In the Antelope Valley, he swiftly became nicely known. The area, tucked into the farthest northeast corner of Los Angeles County and dotted by Joshua trees and sagebrush, is immensely proud of its ties to the military. The Air Force’s B-1B bomber was built right here and it was at Edwards Air Force Base that legendary test pilot Chuck Yeager became the 1st person to fly faster than the speed of sound.
The region, Kennedy says, includes more veterans per capita than any other place in the country.
Thus Hancock was honored usually at public events. But following the fist bumps of hello and goodbye (he can not fairly use his hand to shake somebody else’s), people would go their personal way. They assumed, some mentioned, that anyone that badly hurt have to have a enormous help group behind him. Hancock admits he let them feel that.
“I do not like to complain,” he says quietly, adding the recurring dreams of burning to death in a tank had been bad enough without revisiting them even though awake.
Then Goodreau’s students took up his trigger. He’d met her at several veterans events and trusted her adequate to open up to them.
Considering that then, he says, the nightmares have fairly much stopped as helping the students with their effort has provided him a sense of purpose. He is stunned by the magnitude of their work.
“They gave up their last summer season of high school for me,” he says in a voice filled with awe.
Truly, they gave up even more. Goodreau’s veteran projects generally finish with the summer. This year’s group, whose members have already collected their A grades, vowed to continue the project they contact Operation All The Way Home till Hancock has a new roof more than his head, hopefully by next summer season.
When asked why she’s continuing, Nicole Skinner, 17, who graduated in June and is now a college freshman, laughs.

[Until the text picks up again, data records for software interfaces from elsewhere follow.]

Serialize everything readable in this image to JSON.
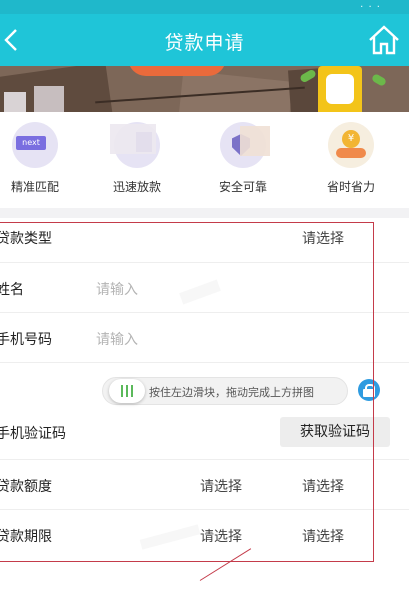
{
  "colors": {
    "nav": "#1fc5d8",
    "accent_green": "#5bb95b",
    "lock_blue": "#2e9be0",
    "annotation_red": "#c43b4a"
  },
  "status_bar": {
    "dots": "· · ·"
  },
  "navbar": {
    "title": "贷款申请",
    "back_icon": "chevron-left-icon",
    "home_icon": "home-icon"
  },
  "features": [
    {
      "label": "精准匹配",
      "icon": "next-icon",
      "icon_text": "next"
    },
    {
      "label": "迅速放款",
      "icon": "speed-icon"
    },
    {
      "label": "安全可靠",
      "icon": "shield-icon"
    },
    {
      "label": "省时省力",
      "icon": "coin-hand-icon",
      "icon_text": "¥"
    }
  ],
  "form": {
    "loan_type": {
      "label": "贷款类型",
      "value": "请选择"
    },
    "name": {
      "label": "姓名",
      "placeholder": "请输入"
    },
    "phone": {
      "label": "手机号码",
      "placeholder": "请输入"
    },
    "captcha": {
      "slider_text": "按住左边滑块，拖动完成上方拼图",
      "slider_progress": 0
    },
    "sms_code": {
      "label": "手机验证码",
      "button": "获取验证码"
    },
    "amount": {
      "label": "贷款额度",
      "value1": "请选择",
      "value2": "请选择"
    },
    "term": {
      "label": "贷款期限",
      "value1": "请选择",
      "value2": "请选择"
    }
  }
}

“Just appear at him, man. Many men and women these days are complaining about their lives and you look at him and what he’s been through, and he’s still smiling and all. He’s not complaining,” she says, “He’s just so motivating.”